[Opening EXERCISE MATERIAL section]
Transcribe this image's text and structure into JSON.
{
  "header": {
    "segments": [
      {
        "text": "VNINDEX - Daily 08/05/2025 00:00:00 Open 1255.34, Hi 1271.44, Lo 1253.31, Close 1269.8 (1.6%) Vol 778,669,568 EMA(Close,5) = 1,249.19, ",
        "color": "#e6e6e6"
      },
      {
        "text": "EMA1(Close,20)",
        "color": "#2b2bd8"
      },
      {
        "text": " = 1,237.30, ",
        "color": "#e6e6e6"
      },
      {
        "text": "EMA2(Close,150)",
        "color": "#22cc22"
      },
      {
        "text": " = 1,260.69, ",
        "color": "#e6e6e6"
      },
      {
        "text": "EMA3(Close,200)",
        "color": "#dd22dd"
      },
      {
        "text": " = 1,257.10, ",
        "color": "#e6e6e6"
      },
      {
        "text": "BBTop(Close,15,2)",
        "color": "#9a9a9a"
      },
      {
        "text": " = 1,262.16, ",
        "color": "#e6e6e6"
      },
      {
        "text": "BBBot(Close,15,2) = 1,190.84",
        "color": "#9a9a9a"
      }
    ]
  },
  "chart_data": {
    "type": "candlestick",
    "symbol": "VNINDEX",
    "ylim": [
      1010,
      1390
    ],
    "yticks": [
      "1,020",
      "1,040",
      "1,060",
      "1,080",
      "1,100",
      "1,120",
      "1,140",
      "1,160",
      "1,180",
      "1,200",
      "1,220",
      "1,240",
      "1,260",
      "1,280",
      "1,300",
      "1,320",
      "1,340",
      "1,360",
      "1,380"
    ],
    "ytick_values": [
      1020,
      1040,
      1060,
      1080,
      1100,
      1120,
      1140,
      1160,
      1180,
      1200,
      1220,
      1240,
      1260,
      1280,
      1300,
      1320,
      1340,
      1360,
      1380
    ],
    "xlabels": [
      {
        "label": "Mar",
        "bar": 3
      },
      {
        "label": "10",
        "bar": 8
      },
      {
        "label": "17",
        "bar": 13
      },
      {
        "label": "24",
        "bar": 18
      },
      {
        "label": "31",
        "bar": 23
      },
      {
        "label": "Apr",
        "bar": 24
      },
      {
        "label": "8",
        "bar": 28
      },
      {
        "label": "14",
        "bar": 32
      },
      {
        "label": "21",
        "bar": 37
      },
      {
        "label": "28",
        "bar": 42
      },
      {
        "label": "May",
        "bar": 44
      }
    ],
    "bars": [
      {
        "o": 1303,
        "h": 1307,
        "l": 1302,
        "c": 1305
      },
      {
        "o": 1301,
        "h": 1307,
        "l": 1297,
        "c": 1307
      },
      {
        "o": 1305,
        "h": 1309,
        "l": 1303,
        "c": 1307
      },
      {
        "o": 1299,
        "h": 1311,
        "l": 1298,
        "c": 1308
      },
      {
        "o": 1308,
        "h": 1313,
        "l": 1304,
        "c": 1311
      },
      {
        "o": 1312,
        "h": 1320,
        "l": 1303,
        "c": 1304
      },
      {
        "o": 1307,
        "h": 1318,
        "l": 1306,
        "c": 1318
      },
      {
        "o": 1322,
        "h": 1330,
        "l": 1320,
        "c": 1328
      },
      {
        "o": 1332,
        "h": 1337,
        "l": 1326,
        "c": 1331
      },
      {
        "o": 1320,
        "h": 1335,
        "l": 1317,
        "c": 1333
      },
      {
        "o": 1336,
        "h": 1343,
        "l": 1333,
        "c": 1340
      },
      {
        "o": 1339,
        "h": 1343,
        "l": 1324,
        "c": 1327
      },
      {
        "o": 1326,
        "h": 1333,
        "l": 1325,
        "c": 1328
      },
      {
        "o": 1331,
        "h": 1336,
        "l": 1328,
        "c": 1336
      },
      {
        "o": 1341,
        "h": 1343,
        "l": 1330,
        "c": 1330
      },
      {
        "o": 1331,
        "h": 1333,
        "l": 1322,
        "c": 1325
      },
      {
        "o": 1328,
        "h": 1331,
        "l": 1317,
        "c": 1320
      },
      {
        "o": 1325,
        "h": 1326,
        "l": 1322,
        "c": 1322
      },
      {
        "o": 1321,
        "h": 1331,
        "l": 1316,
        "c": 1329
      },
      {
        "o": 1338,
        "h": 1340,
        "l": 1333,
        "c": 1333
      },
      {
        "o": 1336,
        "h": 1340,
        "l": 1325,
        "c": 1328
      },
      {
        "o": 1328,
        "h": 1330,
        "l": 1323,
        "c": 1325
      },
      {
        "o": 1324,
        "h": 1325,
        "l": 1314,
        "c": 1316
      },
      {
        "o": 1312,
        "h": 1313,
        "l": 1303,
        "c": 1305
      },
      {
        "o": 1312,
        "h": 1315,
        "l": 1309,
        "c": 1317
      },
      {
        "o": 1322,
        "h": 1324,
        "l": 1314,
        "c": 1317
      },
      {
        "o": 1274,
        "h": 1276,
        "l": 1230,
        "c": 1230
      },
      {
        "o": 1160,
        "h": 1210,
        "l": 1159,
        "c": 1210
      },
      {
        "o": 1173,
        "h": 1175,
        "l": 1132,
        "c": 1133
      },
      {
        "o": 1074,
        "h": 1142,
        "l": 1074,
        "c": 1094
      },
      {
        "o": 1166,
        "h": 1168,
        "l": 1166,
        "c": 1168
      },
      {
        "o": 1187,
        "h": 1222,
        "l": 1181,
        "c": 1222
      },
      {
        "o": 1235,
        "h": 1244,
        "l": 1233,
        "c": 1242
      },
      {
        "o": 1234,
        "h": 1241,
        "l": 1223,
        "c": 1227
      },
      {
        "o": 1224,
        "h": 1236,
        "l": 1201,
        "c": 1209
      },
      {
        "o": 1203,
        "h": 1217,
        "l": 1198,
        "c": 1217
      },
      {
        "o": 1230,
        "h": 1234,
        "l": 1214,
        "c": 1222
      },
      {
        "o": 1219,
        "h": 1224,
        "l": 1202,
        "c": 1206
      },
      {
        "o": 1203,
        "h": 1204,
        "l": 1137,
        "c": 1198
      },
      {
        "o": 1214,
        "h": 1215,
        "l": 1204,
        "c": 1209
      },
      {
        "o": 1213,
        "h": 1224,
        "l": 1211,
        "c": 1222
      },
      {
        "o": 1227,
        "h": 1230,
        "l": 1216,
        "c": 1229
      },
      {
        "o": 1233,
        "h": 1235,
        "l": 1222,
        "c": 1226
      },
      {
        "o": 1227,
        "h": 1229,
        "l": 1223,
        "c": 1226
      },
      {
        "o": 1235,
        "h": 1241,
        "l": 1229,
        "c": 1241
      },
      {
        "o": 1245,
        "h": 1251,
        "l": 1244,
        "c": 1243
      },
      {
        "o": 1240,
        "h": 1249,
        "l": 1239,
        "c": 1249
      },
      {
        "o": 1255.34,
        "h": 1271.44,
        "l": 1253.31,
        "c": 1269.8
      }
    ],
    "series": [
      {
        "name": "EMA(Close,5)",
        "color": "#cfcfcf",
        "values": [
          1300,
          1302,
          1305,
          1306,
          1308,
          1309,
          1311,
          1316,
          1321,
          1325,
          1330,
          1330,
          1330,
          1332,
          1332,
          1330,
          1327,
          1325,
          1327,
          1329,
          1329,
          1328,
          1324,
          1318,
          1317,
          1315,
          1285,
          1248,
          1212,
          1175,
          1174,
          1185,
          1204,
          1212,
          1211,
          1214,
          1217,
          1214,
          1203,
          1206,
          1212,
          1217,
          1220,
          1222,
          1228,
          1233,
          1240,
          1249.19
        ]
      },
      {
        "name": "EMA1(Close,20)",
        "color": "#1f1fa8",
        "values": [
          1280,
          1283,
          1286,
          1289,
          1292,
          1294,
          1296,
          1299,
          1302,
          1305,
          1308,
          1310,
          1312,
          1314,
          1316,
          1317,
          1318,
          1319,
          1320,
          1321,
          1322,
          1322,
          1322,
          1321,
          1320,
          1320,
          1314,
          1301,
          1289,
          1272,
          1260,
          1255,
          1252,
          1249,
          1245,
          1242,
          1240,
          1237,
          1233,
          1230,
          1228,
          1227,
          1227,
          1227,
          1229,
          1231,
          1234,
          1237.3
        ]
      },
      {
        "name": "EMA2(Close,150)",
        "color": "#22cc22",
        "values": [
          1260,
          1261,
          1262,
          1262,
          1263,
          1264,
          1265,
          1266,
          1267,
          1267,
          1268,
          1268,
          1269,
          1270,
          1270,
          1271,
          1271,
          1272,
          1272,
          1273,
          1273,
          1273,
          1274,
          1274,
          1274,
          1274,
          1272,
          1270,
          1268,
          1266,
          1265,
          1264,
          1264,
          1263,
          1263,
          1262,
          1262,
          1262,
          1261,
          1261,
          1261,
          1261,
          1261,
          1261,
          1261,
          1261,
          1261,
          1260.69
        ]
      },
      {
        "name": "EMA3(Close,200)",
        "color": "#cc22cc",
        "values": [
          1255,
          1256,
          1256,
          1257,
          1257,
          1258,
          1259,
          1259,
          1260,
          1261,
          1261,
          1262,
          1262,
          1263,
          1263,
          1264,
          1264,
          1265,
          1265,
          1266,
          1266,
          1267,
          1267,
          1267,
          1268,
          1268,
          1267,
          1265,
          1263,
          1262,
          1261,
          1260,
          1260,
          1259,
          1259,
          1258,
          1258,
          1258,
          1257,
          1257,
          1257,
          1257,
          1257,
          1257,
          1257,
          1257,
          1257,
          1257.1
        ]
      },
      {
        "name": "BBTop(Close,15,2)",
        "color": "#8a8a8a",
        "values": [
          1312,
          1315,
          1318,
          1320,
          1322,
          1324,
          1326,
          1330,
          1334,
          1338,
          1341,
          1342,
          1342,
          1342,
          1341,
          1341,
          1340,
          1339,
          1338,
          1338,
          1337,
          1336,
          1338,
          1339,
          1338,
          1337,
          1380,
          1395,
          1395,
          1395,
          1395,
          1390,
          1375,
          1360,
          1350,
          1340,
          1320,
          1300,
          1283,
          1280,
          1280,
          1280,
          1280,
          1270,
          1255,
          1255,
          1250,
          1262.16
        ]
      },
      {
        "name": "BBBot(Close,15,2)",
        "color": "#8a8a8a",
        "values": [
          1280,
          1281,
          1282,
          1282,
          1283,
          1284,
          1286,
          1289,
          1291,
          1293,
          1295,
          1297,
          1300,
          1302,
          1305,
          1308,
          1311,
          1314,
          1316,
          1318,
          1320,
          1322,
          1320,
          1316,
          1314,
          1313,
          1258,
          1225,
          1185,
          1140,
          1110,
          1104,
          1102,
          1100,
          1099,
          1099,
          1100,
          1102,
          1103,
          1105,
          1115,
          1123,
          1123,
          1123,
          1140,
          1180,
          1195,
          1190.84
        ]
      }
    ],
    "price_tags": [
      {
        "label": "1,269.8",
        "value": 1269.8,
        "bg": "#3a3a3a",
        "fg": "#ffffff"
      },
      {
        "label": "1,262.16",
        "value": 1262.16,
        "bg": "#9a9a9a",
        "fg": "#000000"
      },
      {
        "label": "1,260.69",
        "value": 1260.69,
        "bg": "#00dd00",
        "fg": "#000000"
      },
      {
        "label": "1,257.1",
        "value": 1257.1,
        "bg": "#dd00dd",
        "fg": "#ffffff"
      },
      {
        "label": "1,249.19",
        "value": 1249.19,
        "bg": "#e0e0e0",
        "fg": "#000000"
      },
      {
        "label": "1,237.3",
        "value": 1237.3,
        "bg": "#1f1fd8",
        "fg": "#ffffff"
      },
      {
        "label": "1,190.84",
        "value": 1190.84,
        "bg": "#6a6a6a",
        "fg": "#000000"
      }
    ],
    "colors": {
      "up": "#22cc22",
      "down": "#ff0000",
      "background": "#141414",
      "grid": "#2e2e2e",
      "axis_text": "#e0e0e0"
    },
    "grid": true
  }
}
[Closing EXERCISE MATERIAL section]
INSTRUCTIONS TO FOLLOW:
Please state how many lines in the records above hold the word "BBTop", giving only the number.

ANSWER BOX:
2